*** Opening of RECORDED INFORMATION ***

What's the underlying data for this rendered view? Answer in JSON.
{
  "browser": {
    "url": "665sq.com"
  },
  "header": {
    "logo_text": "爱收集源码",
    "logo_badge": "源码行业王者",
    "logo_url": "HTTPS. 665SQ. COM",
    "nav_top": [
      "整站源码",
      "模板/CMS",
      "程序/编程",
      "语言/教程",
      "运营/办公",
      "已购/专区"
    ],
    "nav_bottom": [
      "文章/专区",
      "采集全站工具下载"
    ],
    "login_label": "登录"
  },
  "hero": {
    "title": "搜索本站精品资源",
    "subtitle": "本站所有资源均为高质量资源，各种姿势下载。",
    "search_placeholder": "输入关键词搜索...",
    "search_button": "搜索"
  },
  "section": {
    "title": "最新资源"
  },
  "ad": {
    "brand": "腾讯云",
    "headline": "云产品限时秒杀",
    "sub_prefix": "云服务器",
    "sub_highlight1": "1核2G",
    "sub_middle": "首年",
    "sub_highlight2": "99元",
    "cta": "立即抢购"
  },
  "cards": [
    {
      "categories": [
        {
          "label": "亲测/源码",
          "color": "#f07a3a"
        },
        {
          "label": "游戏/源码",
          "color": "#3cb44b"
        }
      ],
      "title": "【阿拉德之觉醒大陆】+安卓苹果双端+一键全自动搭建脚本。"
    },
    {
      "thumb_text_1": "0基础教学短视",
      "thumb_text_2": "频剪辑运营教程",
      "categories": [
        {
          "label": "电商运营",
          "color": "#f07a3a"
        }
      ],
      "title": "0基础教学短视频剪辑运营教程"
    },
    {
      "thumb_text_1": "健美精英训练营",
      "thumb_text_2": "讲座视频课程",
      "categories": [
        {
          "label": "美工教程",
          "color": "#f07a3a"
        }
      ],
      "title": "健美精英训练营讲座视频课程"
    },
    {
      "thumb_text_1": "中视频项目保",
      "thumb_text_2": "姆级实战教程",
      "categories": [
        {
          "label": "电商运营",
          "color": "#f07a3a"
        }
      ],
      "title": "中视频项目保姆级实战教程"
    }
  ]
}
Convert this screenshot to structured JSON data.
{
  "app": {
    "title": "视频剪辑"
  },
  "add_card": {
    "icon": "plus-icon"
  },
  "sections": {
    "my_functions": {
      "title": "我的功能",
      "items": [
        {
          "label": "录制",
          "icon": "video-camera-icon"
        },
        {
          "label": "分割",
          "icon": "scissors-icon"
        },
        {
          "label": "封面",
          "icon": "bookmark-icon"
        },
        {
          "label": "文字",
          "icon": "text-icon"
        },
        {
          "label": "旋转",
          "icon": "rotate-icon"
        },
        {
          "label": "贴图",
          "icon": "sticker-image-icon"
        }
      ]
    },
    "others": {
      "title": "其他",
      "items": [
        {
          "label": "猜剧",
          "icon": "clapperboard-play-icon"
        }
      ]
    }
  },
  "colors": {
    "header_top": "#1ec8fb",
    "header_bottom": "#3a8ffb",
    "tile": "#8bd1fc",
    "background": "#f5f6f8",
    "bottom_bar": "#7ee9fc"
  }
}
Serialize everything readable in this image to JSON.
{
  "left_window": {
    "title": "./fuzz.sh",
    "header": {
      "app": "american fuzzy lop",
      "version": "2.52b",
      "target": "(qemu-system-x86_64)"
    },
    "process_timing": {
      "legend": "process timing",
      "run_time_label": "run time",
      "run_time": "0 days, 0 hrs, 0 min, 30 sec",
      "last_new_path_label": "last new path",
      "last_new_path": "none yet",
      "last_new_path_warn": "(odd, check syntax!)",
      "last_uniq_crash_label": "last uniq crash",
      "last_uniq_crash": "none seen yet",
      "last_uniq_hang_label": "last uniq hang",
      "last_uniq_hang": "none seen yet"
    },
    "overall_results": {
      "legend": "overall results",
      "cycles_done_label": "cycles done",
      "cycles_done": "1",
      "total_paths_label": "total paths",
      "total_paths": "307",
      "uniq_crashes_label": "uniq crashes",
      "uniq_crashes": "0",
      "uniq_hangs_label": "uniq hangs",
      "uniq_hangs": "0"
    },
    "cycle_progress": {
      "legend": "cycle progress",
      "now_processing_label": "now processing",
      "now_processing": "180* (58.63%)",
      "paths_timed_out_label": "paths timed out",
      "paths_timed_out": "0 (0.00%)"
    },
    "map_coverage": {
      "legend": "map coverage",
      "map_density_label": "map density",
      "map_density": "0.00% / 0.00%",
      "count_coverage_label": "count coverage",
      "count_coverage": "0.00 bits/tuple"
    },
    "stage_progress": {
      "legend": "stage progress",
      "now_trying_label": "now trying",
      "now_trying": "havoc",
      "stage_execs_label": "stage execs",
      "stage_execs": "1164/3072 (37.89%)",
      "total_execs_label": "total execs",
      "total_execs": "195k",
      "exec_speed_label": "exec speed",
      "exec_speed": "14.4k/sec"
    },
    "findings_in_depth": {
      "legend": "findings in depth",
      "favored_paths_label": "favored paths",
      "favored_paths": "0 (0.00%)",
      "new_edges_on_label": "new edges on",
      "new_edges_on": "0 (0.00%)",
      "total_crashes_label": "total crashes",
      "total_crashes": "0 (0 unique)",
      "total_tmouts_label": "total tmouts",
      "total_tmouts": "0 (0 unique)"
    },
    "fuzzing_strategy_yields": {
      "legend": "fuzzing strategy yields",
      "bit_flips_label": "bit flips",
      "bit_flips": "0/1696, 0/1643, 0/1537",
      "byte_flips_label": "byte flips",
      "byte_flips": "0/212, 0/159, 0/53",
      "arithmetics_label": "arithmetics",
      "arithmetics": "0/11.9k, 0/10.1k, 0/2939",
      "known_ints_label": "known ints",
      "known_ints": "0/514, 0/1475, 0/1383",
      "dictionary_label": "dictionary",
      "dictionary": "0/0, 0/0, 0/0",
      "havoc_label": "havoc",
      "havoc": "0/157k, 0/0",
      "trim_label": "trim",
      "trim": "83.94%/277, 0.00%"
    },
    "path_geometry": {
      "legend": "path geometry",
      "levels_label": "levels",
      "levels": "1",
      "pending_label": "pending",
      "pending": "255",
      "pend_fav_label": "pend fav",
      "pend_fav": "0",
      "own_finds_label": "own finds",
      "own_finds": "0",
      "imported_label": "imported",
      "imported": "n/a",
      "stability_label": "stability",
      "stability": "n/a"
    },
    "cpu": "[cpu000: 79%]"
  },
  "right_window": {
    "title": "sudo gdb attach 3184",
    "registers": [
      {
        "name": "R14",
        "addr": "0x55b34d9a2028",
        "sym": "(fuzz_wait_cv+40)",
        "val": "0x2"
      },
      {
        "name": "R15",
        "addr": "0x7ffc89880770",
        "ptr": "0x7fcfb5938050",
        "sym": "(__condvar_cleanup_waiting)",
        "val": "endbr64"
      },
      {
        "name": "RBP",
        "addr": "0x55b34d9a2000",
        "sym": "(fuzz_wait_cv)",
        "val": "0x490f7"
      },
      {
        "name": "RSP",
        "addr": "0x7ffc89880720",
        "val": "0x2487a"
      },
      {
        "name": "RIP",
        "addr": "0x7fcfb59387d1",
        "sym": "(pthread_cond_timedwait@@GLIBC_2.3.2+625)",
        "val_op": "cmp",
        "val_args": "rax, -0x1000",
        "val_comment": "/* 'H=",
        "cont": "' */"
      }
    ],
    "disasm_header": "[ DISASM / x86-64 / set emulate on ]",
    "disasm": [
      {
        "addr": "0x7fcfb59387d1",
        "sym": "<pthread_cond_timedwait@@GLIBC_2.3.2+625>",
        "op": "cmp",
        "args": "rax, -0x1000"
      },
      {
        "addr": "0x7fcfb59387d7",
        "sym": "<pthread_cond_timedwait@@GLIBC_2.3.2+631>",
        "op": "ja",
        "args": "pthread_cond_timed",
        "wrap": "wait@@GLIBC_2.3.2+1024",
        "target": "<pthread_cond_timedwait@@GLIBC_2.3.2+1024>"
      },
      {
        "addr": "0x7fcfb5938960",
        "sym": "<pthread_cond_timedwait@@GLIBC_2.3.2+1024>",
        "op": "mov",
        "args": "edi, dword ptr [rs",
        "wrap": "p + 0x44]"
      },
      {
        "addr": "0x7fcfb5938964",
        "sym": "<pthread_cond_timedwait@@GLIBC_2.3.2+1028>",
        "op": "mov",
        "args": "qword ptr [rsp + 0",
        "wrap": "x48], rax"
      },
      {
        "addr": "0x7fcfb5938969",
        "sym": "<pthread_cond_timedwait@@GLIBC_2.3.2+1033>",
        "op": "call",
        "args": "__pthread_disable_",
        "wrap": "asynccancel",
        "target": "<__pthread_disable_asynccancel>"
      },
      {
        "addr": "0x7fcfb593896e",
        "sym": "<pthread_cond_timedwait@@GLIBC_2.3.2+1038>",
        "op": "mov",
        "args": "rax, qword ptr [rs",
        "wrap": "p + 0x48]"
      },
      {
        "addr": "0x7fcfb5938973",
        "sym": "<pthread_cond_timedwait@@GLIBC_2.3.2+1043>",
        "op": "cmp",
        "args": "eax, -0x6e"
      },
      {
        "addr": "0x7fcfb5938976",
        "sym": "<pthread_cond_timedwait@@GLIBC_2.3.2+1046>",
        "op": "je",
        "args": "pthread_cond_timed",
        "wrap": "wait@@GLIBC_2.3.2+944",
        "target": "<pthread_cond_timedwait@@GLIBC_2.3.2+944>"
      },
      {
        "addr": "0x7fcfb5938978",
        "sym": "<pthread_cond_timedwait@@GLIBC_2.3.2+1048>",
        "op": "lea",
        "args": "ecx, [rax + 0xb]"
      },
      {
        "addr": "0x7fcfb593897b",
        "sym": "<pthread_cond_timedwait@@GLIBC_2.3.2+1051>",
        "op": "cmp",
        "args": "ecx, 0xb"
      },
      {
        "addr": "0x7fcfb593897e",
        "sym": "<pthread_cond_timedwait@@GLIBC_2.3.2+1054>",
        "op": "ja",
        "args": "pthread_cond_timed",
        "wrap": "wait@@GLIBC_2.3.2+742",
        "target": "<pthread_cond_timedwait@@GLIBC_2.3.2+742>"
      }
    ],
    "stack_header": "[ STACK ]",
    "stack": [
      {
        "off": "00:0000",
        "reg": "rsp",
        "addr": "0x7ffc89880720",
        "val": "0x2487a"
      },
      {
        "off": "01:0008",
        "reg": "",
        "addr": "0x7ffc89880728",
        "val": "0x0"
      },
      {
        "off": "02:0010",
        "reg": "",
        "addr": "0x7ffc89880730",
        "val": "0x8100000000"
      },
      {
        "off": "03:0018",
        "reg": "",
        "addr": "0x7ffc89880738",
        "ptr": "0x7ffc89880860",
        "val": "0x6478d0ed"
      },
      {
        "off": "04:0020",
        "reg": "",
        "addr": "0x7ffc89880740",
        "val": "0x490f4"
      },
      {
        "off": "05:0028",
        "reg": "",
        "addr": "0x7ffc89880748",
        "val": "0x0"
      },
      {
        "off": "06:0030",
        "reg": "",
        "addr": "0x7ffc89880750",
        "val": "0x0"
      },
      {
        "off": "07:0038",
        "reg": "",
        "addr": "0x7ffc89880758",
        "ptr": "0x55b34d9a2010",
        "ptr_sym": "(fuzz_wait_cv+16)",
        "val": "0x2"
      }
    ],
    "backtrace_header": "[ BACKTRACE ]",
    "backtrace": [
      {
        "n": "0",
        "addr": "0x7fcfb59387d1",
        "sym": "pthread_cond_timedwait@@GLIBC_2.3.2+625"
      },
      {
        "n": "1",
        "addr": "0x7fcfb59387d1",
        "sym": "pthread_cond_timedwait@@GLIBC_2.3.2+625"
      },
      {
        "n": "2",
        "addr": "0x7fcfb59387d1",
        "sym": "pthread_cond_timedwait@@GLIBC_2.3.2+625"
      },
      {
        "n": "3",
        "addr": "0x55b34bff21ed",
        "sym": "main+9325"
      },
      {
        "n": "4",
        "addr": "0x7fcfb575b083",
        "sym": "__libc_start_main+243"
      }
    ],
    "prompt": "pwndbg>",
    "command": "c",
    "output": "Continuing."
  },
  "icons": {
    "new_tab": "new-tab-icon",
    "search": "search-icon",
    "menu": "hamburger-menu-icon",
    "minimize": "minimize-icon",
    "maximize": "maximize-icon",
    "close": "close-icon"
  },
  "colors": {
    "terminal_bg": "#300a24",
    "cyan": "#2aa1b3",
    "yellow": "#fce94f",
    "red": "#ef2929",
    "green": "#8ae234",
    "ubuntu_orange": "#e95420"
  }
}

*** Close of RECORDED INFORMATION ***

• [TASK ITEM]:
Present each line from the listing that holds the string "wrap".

• [WRITTEN RESPONSE]:
        "wrap": "wait@@GLIBC_2.3.2+1024",
        "wrap": "p + 0x44]"
        "wrap": "x48], rax"
        "wrap": "asynccancel",
        "wrap": "p + 0x48]"
        "wrap": "wait@@GLIBC_2.3.2+944",
        "wrap": "wait@@GLIBC_2.3.2+742",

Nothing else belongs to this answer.